Public relations, marketing and business people tend to focus heavily on winning rather than understanding. Negotiations with clients can sometimes get frosty and arguments with colleagues can get heated instead of creative. The culprit of all these, is the simple word –‘but.’
It’s hard to think of a word that triggers more reactivity and drains more trust from conversation. Notice how often you hear it (and say it) when you’re negotiating or arguing.
Notice how this one word changes the temperature and tone in the moment. Eliminate this word from your dictionary and see how quickly you will become a more amiable Public Relations professional and an overall better person.
Here are 3 ways to expel the word “but” from your vocabulary:
Focus on what’s said before “but.”
In any argument or negotiation, the other side is likely to make positive offers of agreement or alignment. These are often made spontaneously and usually followed by “but.” (“I like parts of your plan, but it’s not going to work.”)
We usually focus reflexively on what comes after “but.” What if instead we engaged what they offered before?
A Harvard Professor was working with a team selling expensive premium logistics software. One sales rep was closing many more deals than her colleagues. He listened to her calls to learn how she was handling pushback on the price.
Essentially, the sales expert listened attentively to everything said that differentiated the product. When people said, “We like your solution, but it’s just too expensive,” she asked, “What do you like about it?” By accepting the positive offer, she shifted the frame from price to value, and prospects who cited specific benefits proved more likely to buy.
Here’s a similar situation, but this time an exchange between a young pastor and an older man in the foyer after church:
Man: “I’d give money to your church, but I don’t like your politics.”
Pastor: “What’s making you feel generous?”
The pastor’s thoughtful move set up a more intimate and fruitful exchange.
Prioritizing the positive offer reshuffles the conversation. You can apply this principle of flipping the positive in your daily interactions either with clients or colleagues.
Replace “but” with curiosity.

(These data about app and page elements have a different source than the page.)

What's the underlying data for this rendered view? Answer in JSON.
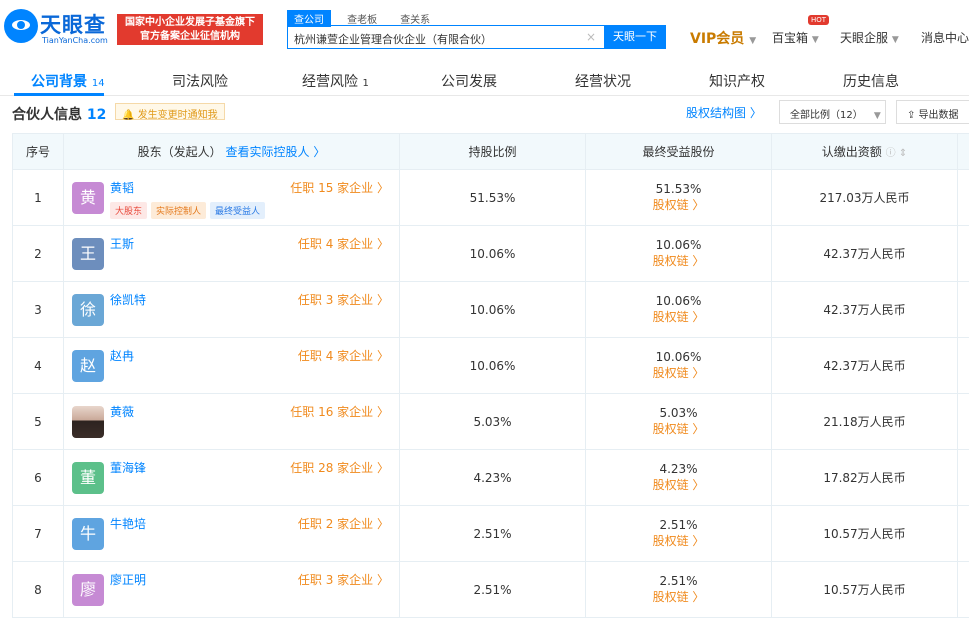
{
  "header": {
    "logo_name": "天眼查",
    "logo_url": "TianYanCha.com",
    "banner_line1": "国家中小企业发展子基金旗下",
    "banner_line2": "官方备案企业征信机构",
    "search_tabs": [
      "查公司",
      "查老板",
      "查关系"
    ],
    "search_value": "杭州谦萱企业管理合伙企业（有限合伙）",
    "search_clear": "×",
    "search_button": "天眼一下",
    "vip": "VIP会员",
    "nav": [
      "百宝箱",
      "天眼企服",
      "消息中心"
    ],
    "hot": "HOT",
    "caret": "▼"
  },
  "tabs": [
    {
      "label": "公司背景",
      "count": "14"
    },
    {
      "label": "司法风险",
      "count": ""
    },
    {
      "label": "经营风险",
      "count": "1"
    },
    {
      "label": "公司发展",
      "count": ""
    },
    {
      "label": "经营状况",
      "count": ""
    },
    {
      "label": "知识产权",
      "count": ""
    },
    {
      "label": "历史信息",
      "count": ""
    }
  ],
  "section": {
    "title": "合伙人信息",
    "count": "12",
    "notify": "🔔 发生变更时通知我",
    "equity_link": "股权结构图 〉",
    "select_label": "全部比例（12）",
    "export_label": "⇪ 导出数据"
  },
  "table": {
    "headers": {
      "seq": "序号",
      "shareholder": "股东（发起人）",
      "actual_controller_link": "查看实际控股人 〉",
      "ratio": "持股比例",
      "final_ratio": "最终受益股份",
      "capital": "认缴出资额",
      "capital_icon": "ⓘ ⇕"
    },
    "rows": [
      {
        "seq": "1",
        "avatar": "黄",
        "name": "黄韬",
        "jobs": "任职 15 家企业 〉",
        "tags": [
          "大股东",
          "实际控制人",
          "最终受益人"
        ],
        "ratio": "51.53%",
        "final": "51.53%",
        "chain": "股权链 〉",
        "capital": "217.03万人民币"
      },
      {
        "seq": "2",
        "avatar": "王",
        "name": "王斯",
        "jobs": "任职 4 家企业 〉",
        "tags": [],
        "ratio": "10.06%",
        "final": "10.06%",
        "chain": "股权链 〉",
        "capital": "42.37万人民币"
      },
      {
        "seq": "3",
        "avatar": "徐",
        "name": "徐凯特",
        "jobs": "任职 3 家企业 〉",
        "tags": [],
        "ratio": "10.06%",
        "final": "10.06%",
        "chain": "股权链 〉",
        "capital": "42.37万人民币"
      },
      {
        "seq": "4",
        "avatar": "赵",
        "name": "赵冉",
        "jobs": "任职 4 家企业 〉",
        "tags": [],
        "ratio": "10.06%",
        "final": "10.06%",
        "chain": "股权链 〉",
        "capital": "42.37万人民币"
      },
      {
        "seq": "5",
        "avatar": "",
        "name": "黄薇",
        "jobs": "任职 16 家企业 〉",
        "tags": [],
        "ratio": "5.03%",
        "final": "5.03%",
        "chain": "股权链 〉",
        "capital": "21.18万人民币"
      },
      {
        "seq": "6",
        "avatar": "董",
        "name": "董海锋",
        "jobs": "任职 28 家企业 〉",
        "tags": [],
        "ratio": "4.23%",
        "final": "4.23%",
        "chain": "股权链 〉",
        "capital": "17.82万人民币"
      },
      {
        "seq": "7",
        "avatar": "牛",
        "name": "牛艳培",
        "jobs": "任职 2 家企业 〉",
        "tags": [],
        "ratio": "2.51%",
        "final": "2.51%",
        "chain": "股权链 〉",
        "capital": "10.57万人民币"
      },
      {
        "seq": "8",
        "avatar": "廖",
        "name": "廖正明",
        "jobs": "任职 3 家企业 〉",
        "tags": [],
        "ratio": "2.51%",
        "final": "2.51%",
        "chain": "股权链 〉",
        "capital": "10.57万人民币"
      }
    ]
  },
  "colors": {
    "accent": "#0084ff",
    "orange": "#f08a1d",
    "avatars": [
      "#c68ad4",
      "#6d8ebd",
      "#6aa7d6",
      "#5fa4e0",
      "",
      "#5cc08a",
      "#5fa4e0",
      "#c68ad4"
    ]
  }
}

In the typical argument, your opponent says their piece, and you respond with “but” and insert your encouragement.
What would happen if your next move was genuine curiosity instead? What if you replaced “but” with a question or an invitation? “Say more about that. I want to make sure I see how this looks to you.” Or, “Why do you suppose we get so worked up talking about this issue?”
Trying to understand the values beneath the other person’s point of view demonstrates vulnerability and receptiveness. It pre-empts antagonism, in part by offering your neighbor airtime, the currency of debate.
He put the truth on the table because someone saw his emotion as a signal of an unexpressed value and invited him to share it. This move made way for a conversation about new responsibilities for the support team.
If you’ll allow one move to honor the other person’s unexpressed value, you’ll likely have a deeper conversation than you’re used to.
Just Stop talking
At one financial services firm, the visionary CEO and his chief marketing officer were advocating an ambitious digital transformation initiative to keep the company competitive. The other executives refused to support the plan, arguing that they couldn’t afford it.
Finally, the CEO said, “You’re saying the board needs to see how we’re calculating the return on this investment.” He paused. Then he said, “I agree.”
He didn’t add “but.” He simply stopped talking.
This move is powerful and all too rare in debate — and it’s simple: Acknowledge agreement when you see it, and make your acknowledgment your whole turn in the conversation. Signaling that you’ve understood suspends antagonism for a moment.
We’re often afraid that if we express agreement, the other party will press their advantage, when in fact agreement is a magic move that builds the bit of trust that can transform the exchange.